My earliest memory of my mom is this: us sitting on the floor of my childhood living room. We have a menagerie of half naked Barbies on the footstool between us and we are deciding a plot for our game. I remember her being beautiful, and why wouldn’t I, she is breathtaking. But I remember her being beautiful for different reasons, because when your three it doesn’t matter if she has the newest haircut, the trendiest clothes or symmetrical features. No, I remember admiring her beauty because she was laughing with me. She was probably in a dingy sweatshirt that she was third in line to own, stretch pants and wool socks (her lifetime favorite). But she was laughing with her heart. The smile in her eyes was of something of a mother being so full of love, and twenty years later it hasn’t left her eyes.
It didn’t even leave her eyes all the nights during my teen years that I told her I hated her. The years that I raged and squealed like a banshee and slammed every cupboard, door, book, brother, etc that I could find and swore up and down I would never, ever in ALL MY LIFE want to be like her.

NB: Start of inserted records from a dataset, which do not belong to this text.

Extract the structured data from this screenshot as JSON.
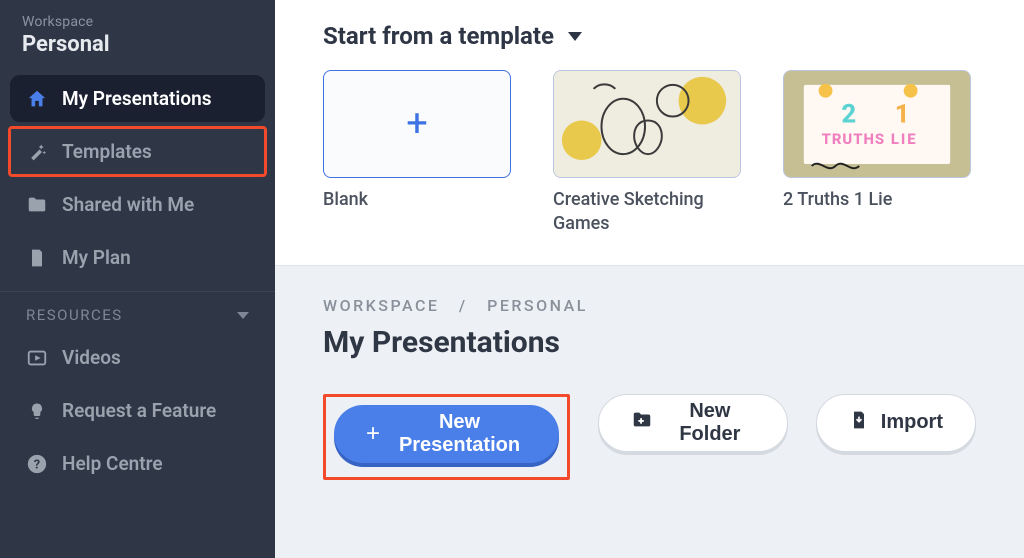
{
  "sidebar": {
    "workspace_label": "Workspace",
    "workspace_name": "Personal",
    "items": [
      {
        "label": "My Presentations"
      },
      {
        "label": "Templates"
      },
      {
        "label": "Shared with Me"
      },
      {
        "label": "My Plan"
      }
    ],
    "resources_header": "RESOURCES",
    "resources": [
      {
        "label": "Videos"
      },
      {
        "label": "Request a Feature"
      },
      {
        "label": "Help Centre"
      }
    ]
  },
  "templates": {
    "title": "Start from a template",
    "cards": [
      {
        "label": "Blank"
      },
      {
        "label": "Creative Sketching Games"
      },
      {
        "label": "2 Truths 1 Lie"
      }
    ]
  },
  "breadcrumb": {
    "part1": "WORKSPACE",
    "sep": "/",
    "part2": "PERSONAL"
  },
  "section_title": "My Presentations",
  "actions": {
    "new_presentation": "New Presentation",
    "new_folder": "New Folder",
    "import": "Import"
  }
}
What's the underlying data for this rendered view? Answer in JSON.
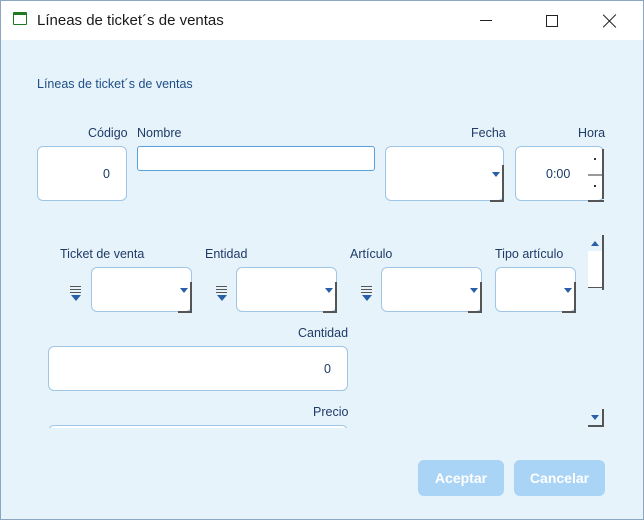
{
  "window": {
    "title": "Líneas de ticket´s de ventas"
  },
  "form": {
    "section_title": "Líneas de ticket´s de ventas",
    "codigo": {
      "label": "Código",
      "value": "0"
    },
    "nombre": {
      "label": "Nombre",
      "value": ""
    },
    "fecha": {
      "label": "Fecha",
      "value": ""
    },
    "hora": {
      "label": "Hora",
      "value": "0:00"
    },
    "ticket": {
      "label": "Ticket de venta",
      "value": ""
    },
    "entidad": {
      "label": "Entidad",
      "value": ""
    },
    "articulo": {
      "label": "Artículo",
      "value": ""
    },
    "tipo_articulo": {
      "label": "Tipo artículo",
      "value": ""
    },
    "cantidad": {
      "label": "Cantidad",
      "value": "0"
    },
    "precio": {
      "label": "Precio"
    }
  },
  "buttons": {
    "accept": "Aceptar",
    "cancel": "Cancelar"
  },
  "colors": {
    "accent": "#1f4e85",
    "button_disabled": "#a9d4f5",
    "background": "#e6f3fb"
  },
  "icons": [
    "window-icon",
    "minimize-icon",
    "maximize-icon",
    "close-icon",
    "list-selector-icon",
    "dropdown-arrow-icon",
    "spin-up-icon",
    "spin-down-icon",
    "scroll-up-icon",
    "scroll-down-icon"
  ]
}
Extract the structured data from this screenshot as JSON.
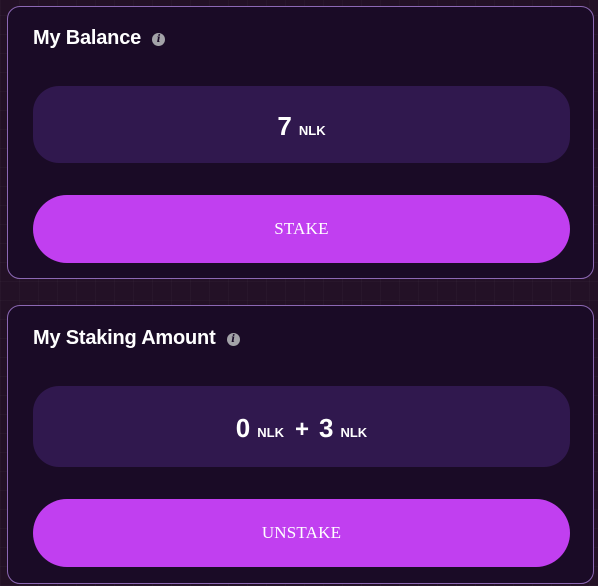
{
  "balance_card": {
    "title": "My Balance",
    "info_icon_glyph": "i",
    "amount": "7",
    "unit": "NLK",
    "button_label": "STAKE"
  },
  "staking_card": {
    "title": "My Staking Amount",
    "info_icon_glyph": "i",
    "staked_amount": "0",
    "staked_unit": "NLK",
    "operator": "+",
    "reward_amount": "3",
    "reward_unit": "NLK",
    "button_label": "UNSTAKE"
  },
  "colors": {
    "page_background": "#231126",
    "card_background": "#1a0b26",
    "card_border": "#8c68b4",
    "value_box_background": "#30184e",
    "button_background": "#c13ff0",
    "info_icon": "#a3a3a8"
  }
}
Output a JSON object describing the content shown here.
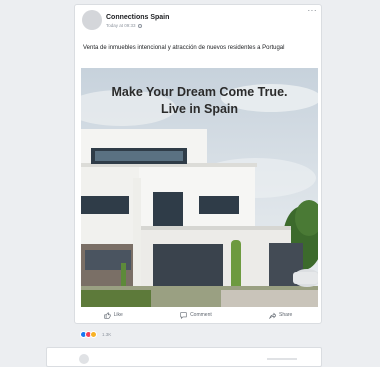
{
  "post": {
    "page_name": "Connections Spain",
    "timestamp": "Today at 09:33",
    "more_icon": "ellipsis-icon",
    "caption": "Venta de inmuebles intencional y atracción de nuevos residentes a Portugal",
    "image": {
      "headline_line1": "Make Your Dream Come True.",
      "headline_line2": "Live in Spain",
      "description": "modern white house with driveway"
    },
    "actions": {
      "like_label": "Like",
      "comment_label": "Comment",
      "share_label": "Share"
    },
    "reactions": {
      "count": "1.3K",
      "icons": [
        "like-reaction-icon",
        "love-reaction-icon",
        "haha-reaction-icon"
      ]
    }
  },
  "colors": {
    "background": "#eceef1",
    "card": "#ffffff",
    "like_blue": "#1877f2",
    "love_red": "#f33e58",
    "haha_yellow": "#f7b125"
  }
}
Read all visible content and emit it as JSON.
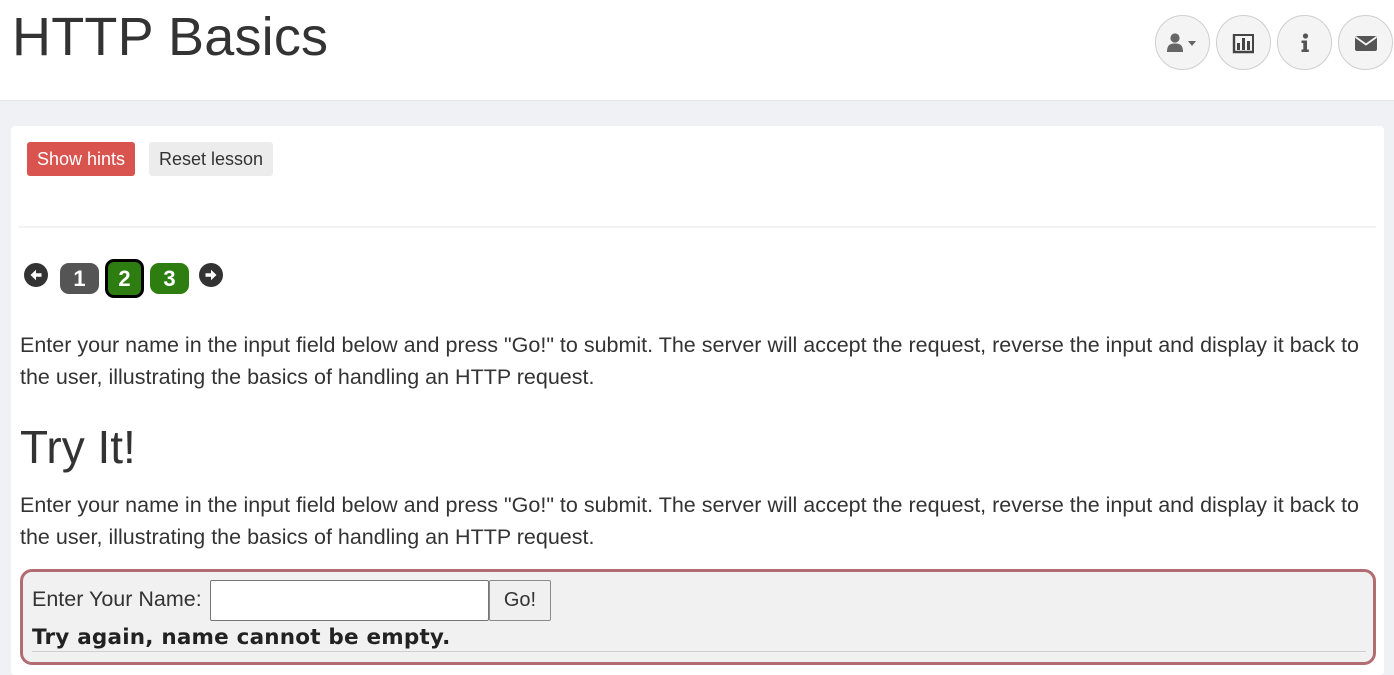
{
  "header": {
    "title": "HTTP Basics",
    "icons": [
      "user-menu-icon",
      "report-card-icon",
      "about-info-icon",
      "contact-mail-icon"
    ]
  },
  "toolbar": {
    "show_hints_label": "Show hints",
    "reset_lesson_label": "Reset lesson"
  },
  "pager": {
    "pages": [
      "1",
      "2",
      "3"
    ],
    "current_page": "2",
    "colors": {
      "visited": "#555555",
      "complete": "#2e7d10"
    }
  },
  "content": {
    "intro": "Enter your name in the input field below and press \"Go!\" to submit. The server will accept the request, reverse the input and display it back to the user, illustrating the basics of handling an HTTP request.",
    "heading": "Try It!",
    "body": "Enter your name in the input field below and press \"Go!\" to submit. The server will accept the request, reverse the input and display it back to the user, illustrating the basics of handling an HTTP request."
  },
  "form": {
    "name_label": "Enter Your Name:",
    "name_value": "",
    "go_label": "Go!",
    "feedback": "Try again, name cannot be empty."
  },
  "colors": {
    "accent_red": "#d9534f",
    "form_border": "#b26d72"
  }
}
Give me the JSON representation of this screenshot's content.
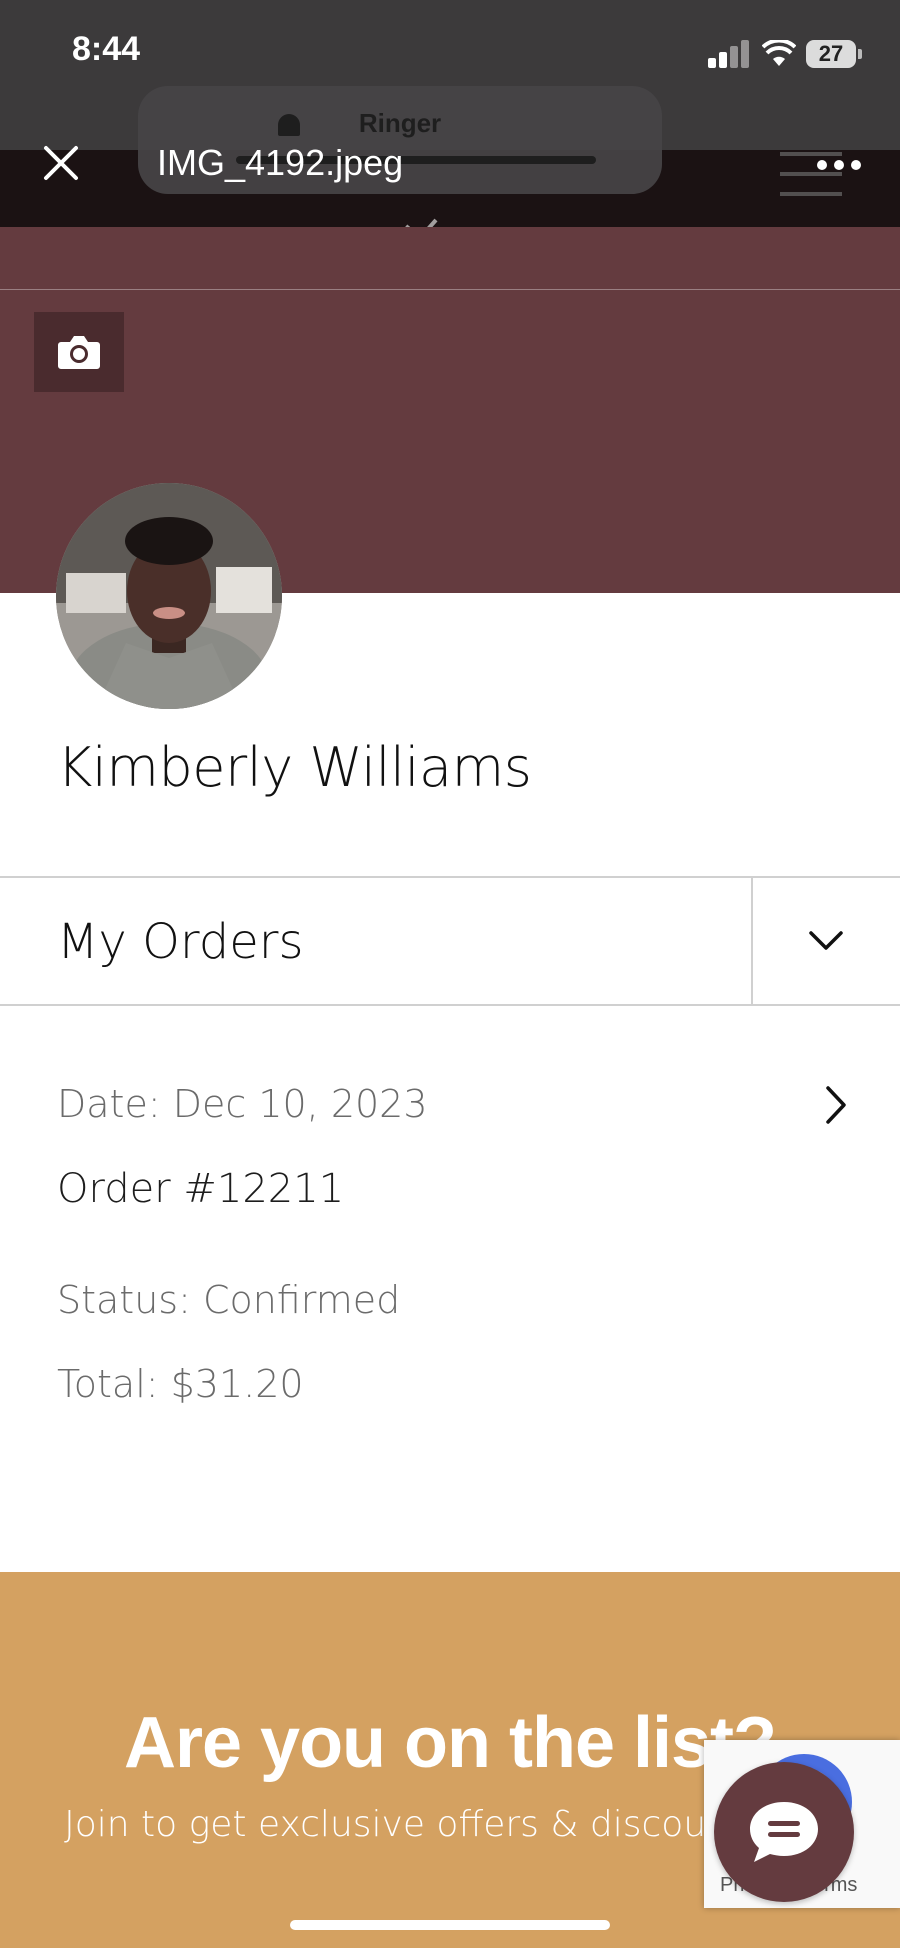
{
  "status_bar": {
    "time": "8:44",
    "battery": "27"
  },
  "ringer_overlay": {
    "label": "Ringer"
  },
  "viewer": {
    "file_name": "IMG_4192.jpeg"
  },
  "profile": {
    "name": "Kimberly Williams"
  },
  "orders": {
    "section_label": "My Orders",
    "items": [
      {
        "date": "Date: Dec 10, 2023",
        "number": "Order #12211",
        "status": "Status: Confirmed",
        "total": "Total: $31.20"
      }
    ]
  },
  "newsletter": {
    "heading": "Are you on the list?",
    "subtext": "Join to get exclusive offers & discounts"
  },
  "recaptcha": {
    "text": "Privacy - Terms"
  },
  "colors": {
    "hero": "#643b3f",
    "newsletter": "#d4a161",
    "chat_button": "#643b3f"
  },
  "icons": [
    "close-icon",
    "more-icon",
    "camera-icon",
    "chevron-down-icon",
    "chevron-right-icon",
    "chat-icon"
  ]
}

She kept that smile in her eyes when our home burnt to the ground and she was left with two young children and the clothes on her back. All I wanted was all of the material things I had lost back. And I screamed and cried about a million things that, to this day, I can hardly remember. But, somehow she managed to convincingly keep her head held high and never stop loving us.
It didn’t leave her eyes when she was single and picking up the pieces of a 21 year marriage. Not even on the nights when I could see that the world was almost too much for her to handle and I didn’t hug her like I should have or make her laugh like I should have. Half the time she was the one making me laugh just so I didn’t think my family was falling apart at the seams. Which, now, I realize was the reason it didn’t.
She made it to every concert, girl scout outing, Easter/Halloween/Christmas party. She held me when my heart was broken. She taught me what exactly was behind the birds and the bees and laughed at my reaction. Even though she wanted me to, she talked me out of leaving college to move home even when I would cry every night with a homesick stomach my entire freshmen year. She held my hand as I dealt with death and heartache and she never lost that smile in her eyes.
This is to every mom who’s felt the stress, who thinks motherhood is a full-time job, who wishes her ungrateful children would wake up, who wonders if she’s really cut out for this…Because one day your three year old will remember that Barbie game that you decided to play instead of throwing that last load of laundry in. She’ll remember just how beautiful you were that day and she’ll know that that day will make her just a little happier for the rest of her life.
I love you, Mom.